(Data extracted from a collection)

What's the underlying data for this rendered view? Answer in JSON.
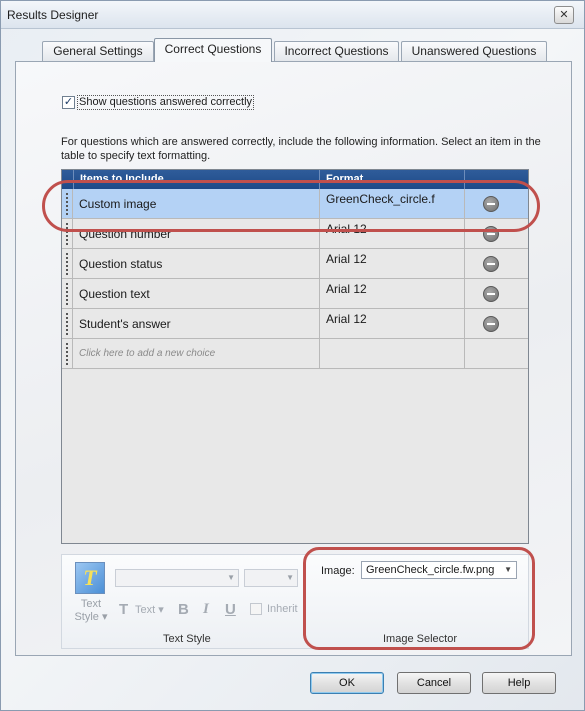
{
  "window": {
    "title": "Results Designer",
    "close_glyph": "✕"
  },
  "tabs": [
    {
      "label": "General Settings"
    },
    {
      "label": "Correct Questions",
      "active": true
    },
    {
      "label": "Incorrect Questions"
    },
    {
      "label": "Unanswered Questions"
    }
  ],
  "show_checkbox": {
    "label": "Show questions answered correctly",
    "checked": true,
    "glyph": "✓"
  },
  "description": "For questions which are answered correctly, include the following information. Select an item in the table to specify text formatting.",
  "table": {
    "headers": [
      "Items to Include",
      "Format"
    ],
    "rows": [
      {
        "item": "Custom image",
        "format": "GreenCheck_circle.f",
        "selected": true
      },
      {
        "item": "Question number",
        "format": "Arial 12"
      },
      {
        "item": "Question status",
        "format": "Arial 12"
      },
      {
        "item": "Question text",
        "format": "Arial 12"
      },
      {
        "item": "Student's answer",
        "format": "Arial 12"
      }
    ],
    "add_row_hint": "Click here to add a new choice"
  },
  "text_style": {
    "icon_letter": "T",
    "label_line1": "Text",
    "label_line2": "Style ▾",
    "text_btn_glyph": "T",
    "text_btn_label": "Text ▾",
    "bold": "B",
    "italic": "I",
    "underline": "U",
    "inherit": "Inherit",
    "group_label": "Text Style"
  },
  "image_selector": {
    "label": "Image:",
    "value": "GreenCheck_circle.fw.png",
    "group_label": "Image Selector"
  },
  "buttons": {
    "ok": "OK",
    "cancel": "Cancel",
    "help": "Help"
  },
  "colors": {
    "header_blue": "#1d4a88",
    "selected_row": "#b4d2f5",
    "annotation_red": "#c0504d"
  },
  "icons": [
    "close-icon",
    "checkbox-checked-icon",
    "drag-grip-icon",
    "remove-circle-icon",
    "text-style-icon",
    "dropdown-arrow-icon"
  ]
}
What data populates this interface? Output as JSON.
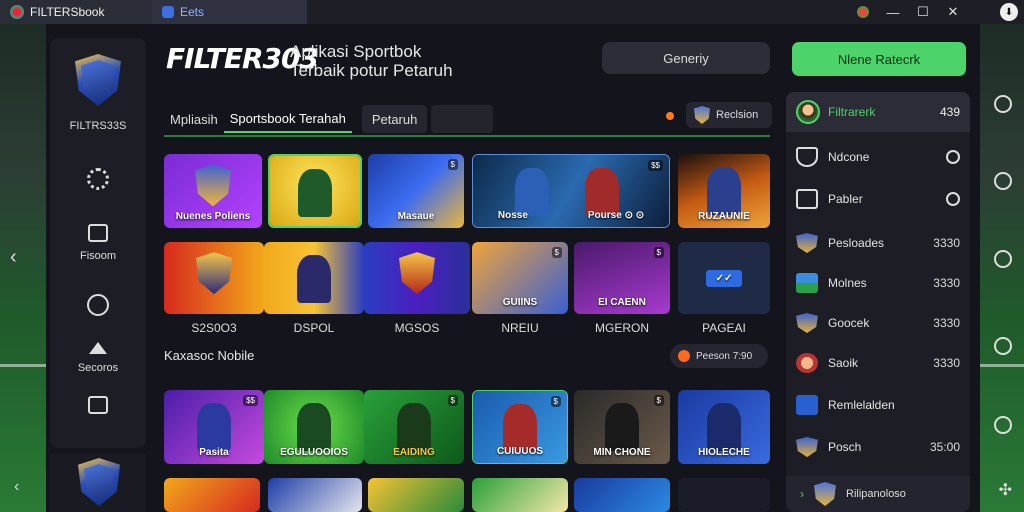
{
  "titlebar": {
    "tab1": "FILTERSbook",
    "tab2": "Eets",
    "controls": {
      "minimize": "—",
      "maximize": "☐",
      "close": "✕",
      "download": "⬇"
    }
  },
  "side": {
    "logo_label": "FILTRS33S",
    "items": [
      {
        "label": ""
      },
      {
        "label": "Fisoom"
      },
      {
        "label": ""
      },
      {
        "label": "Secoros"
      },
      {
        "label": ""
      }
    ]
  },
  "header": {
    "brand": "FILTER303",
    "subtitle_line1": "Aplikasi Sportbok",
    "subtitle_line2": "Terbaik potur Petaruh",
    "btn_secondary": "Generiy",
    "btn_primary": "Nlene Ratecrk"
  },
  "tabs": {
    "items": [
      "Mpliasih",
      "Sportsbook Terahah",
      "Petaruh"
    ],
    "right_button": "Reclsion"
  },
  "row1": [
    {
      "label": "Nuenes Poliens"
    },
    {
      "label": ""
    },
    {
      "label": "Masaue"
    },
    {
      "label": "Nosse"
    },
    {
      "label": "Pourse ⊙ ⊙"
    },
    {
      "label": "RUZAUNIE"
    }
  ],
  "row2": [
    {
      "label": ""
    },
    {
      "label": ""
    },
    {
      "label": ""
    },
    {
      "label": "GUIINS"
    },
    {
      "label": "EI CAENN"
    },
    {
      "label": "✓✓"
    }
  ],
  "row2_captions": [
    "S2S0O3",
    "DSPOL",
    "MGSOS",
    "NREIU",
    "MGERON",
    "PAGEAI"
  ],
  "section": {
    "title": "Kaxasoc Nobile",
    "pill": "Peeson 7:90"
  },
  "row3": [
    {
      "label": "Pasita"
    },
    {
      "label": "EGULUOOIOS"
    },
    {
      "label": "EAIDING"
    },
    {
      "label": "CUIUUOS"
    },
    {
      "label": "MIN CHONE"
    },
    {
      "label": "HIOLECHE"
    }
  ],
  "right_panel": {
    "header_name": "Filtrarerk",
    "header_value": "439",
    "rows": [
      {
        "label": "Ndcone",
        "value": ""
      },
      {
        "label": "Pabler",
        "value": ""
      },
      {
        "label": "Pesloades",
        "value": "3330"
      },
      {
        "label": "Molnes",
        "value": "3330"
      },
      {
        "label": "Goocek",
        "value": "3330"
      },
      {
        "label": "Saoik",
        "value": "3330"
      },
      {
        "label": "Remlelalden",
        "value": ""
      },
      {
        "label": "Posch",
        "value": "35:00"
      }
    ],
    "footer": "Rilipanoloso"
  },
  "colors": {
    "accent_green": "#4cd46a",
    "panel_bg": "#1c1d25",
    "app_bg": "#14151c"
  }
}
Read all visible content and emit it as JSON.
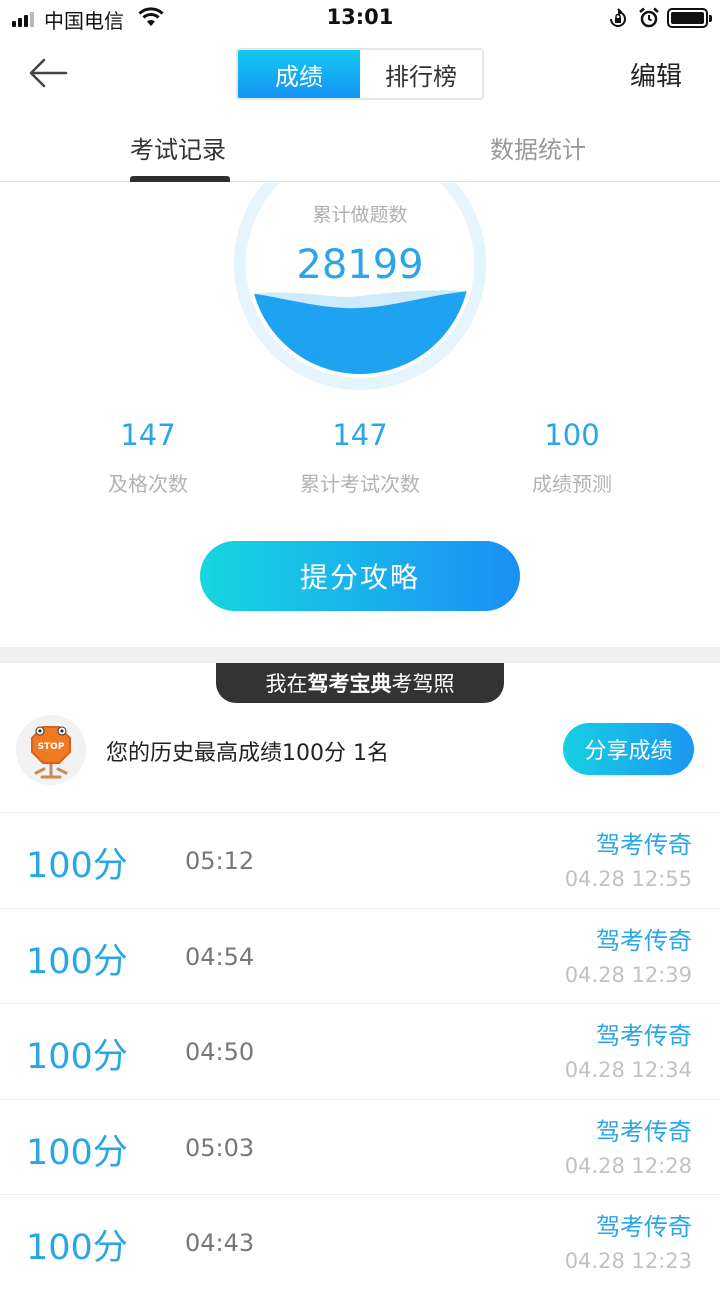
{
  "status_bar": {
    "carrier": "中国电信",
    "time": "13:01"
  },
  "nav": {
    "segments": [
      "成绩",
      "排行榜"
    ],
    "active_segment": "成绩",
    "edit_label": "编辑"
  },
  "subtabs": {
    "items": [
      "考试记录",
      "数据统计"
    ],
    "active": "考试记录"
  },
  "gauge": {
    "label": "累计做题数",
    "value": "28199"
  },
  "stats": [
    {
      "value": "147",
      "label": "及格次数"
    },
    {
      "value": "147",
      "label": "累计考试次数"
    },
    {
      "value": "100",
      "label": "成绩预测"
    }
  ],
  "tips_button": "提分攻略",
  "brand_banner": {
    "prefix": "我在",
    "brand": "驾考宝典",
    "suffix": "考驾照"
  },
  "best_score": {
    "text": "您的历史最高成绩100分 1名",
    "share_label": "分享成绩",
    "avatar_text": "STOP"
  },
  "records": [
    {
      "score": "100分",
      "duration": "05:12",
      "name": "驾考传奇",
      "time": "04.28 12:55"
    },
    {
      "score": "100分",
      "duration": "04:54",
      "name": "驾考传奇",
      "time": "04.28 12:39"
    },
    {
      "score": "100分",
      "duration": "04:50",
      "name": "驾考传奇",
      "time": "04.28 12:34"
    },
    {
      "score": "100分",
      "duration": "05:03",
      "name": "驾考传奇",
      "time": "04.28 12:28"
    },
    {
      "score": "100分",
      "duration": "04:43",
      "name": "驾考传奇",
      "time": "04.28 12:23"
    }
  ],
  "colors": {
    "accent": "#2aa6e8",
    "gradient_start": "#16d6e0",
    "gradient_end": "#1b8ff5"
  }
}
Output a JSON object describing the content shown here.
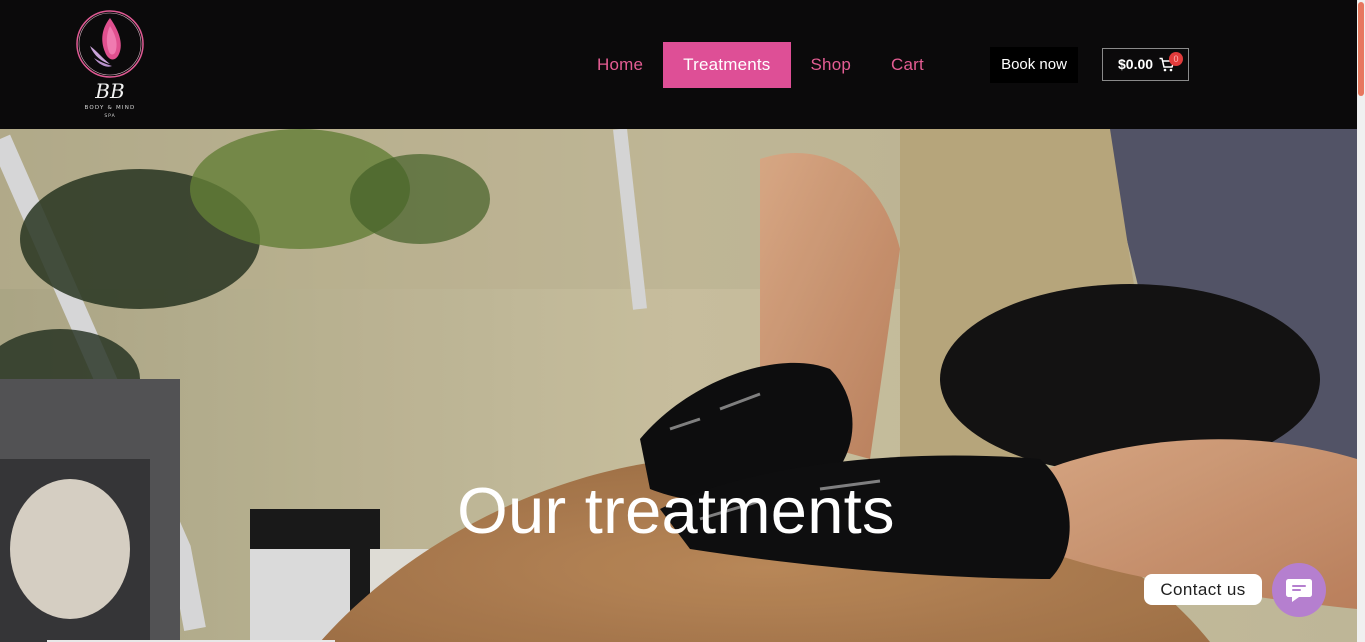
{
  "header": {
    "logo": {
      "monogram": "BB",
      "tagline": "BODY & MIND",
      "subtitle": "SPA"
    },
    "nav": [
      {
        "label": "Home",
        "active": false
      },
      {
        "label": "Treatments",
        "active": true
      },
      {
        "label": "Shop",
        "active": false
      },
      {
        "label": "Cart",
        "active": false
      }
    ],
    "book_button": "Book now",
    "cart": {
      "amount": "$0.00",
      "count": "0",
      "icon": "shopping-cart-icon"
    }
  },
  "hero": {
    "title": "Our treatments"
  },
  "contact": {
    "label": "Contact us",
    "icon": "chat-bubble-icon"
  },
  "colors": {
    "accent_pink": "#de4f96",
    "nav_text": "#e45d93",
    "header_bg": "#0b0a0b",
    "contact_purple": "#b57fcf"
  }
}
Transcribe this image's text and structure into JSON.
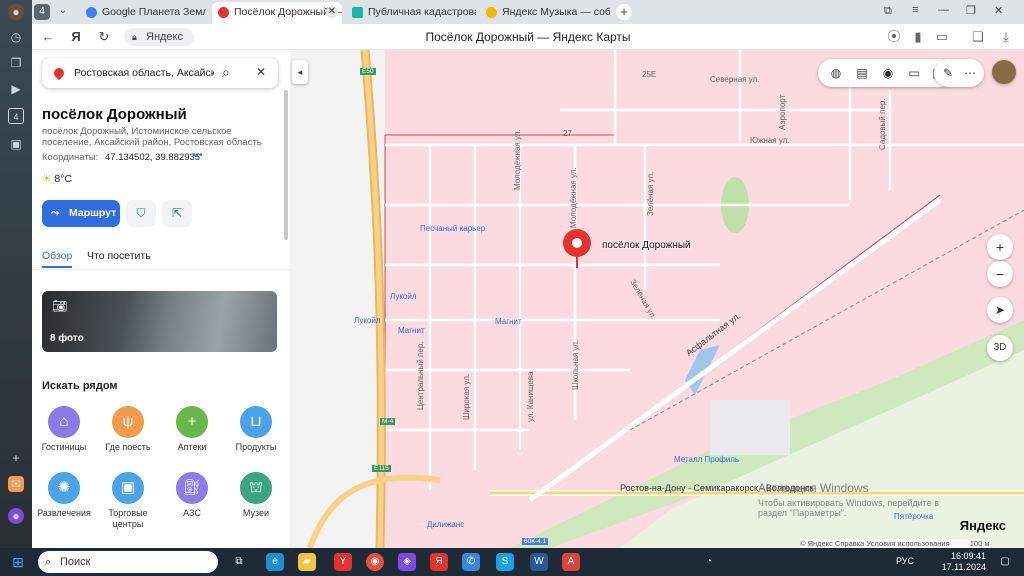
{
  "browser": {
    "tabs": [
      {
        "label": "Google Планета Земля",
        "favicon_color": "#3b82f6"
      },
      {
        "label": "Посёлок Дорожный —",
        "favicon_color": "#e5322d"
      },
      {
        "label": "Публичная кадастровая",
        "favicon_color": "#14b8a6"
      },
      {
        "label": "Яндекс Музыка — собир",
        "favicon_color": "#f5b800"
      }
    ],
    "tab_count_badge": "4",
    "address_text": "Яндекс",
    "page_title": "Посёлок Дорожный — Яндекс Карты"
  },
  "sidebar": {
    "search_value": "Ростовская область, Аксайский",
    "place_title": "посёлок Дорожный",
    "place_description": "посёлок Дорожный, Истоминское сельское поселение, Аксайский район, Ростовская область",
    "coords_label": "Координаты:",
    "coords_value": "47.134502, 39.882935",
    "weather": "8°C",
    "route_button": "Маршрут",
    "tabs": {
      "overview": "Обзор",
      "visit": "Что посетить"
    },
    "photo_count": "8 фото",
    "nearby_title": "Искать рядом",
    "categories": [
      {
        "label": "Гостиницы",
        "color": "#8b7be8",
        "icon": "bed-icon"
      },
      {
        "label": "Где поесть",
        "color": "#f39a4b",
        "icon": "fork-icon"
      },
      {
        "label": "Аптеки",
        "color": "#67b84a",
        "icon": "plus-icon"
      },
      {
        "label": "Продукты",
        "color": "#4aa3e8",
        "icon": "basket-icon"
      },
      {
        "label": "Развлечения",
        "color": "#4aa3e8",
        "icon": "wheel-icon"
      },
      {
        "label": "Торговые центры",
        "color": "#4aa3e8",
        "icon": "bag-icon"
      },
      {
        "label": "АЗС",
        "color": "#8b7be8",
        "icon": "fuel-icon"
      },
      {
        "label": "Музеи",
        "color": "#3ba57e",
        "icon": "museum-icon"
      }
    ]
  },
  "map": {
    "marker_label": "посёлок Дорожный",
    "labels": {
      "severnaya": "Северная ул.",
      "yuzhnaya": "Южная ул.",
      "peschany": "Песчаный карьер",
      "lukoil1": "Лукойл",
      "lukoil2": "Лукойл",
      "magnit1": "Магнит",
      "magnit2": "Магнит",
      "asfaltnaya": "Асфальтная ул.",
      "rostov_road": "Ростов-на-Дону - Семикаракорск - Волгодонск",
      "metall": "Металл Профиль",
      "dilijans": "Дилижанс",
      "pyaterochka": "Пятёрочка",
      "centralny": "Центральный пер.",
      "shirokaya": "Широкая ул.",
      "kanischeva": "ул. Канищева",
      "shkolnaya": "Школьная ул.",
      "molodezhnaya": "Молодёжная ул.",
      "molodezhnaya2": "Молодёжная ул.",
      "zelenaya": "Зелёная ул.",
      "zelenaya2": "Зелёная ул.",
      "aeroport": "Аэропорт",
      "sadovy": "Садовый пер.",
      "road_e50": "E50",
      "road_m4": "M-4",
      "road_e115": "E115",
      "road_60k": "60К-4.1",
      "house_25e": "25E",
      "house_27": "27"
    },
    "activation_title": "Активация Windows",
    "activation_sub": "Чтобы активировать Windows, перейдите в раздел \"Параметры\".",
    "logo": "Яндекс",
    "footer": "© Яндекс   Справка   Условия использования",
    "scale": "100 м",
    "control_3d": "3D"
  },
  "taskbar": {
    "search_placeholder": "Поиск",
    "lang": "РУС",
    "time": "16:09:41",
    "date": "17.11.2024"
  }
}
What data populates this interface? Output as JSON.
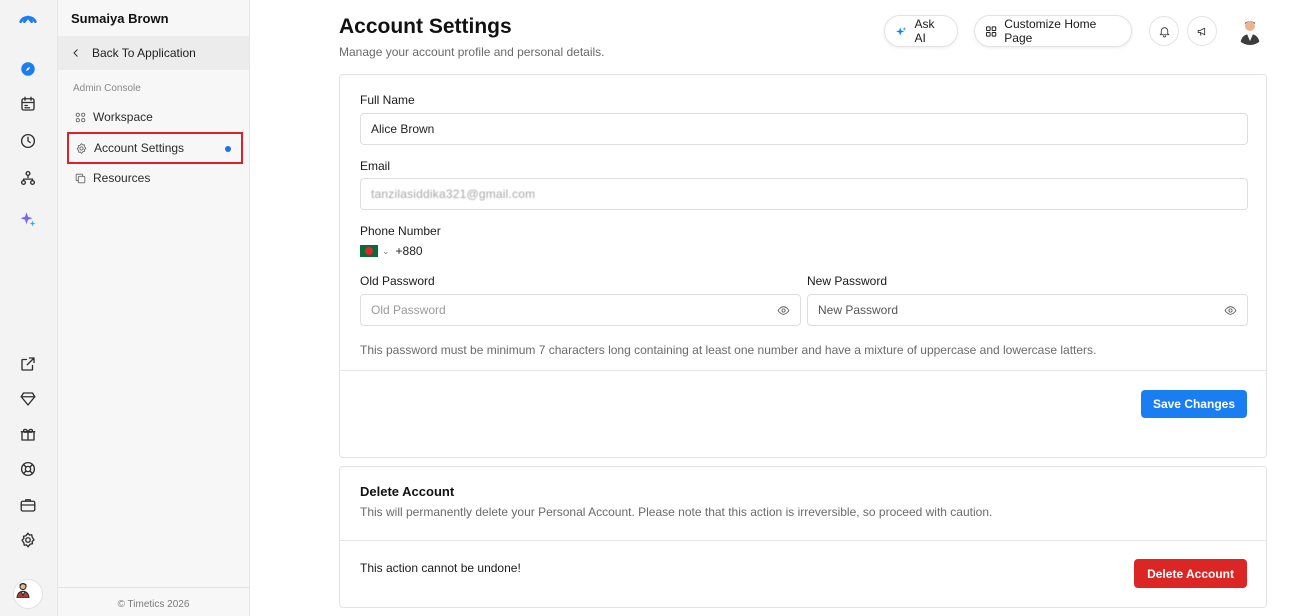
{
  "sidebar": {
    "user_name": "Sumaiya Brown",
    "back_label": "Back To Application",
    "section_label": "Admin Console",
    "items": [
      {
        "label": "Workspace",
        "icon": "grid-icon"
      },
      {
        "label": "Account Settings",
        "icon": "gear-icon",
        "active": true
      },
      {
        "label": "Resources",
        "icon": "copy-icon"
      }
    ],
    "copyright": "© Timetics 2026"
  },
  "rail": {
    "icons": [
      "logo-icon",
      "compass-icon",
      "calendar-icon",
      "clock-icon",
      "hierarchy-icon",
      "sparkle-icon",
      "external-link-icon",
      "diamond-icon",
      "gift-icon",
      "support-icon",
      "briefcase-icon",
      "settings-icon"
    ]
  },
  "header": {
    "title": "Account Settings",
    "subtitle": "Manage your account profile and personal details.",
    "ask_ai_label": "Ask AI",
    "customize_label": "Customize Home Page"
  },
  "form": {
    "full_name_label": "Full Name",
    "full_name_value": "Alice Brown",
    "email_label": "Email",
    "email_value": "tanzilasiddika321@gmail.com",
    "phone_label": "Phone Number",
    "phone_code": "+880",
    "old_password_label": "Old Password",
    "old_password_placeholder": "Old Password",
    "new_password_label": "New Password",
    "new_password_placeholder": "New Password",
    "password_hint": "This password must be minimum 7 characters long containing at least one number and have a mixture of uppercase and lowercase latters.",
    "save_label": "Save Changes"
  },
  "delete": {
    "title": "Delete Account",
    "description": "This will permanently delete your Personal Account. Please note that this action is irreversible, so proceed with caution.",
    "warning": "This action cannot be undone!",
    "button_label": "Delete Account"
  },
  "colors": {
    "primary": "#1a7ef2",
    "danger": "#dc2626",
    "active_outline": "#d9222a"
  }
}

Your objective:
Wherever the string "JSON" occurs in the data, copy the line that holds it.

Result:
What's the underlying data for this rendered view? Answer in JSON.
What data populates this interface? Output as JSON.
Read all visible content and emit it as JSON.
Output a JSON object describing the content shown here.
Transcribe this image's text and structure into JSON.
What data populates this interface? Output as JSON.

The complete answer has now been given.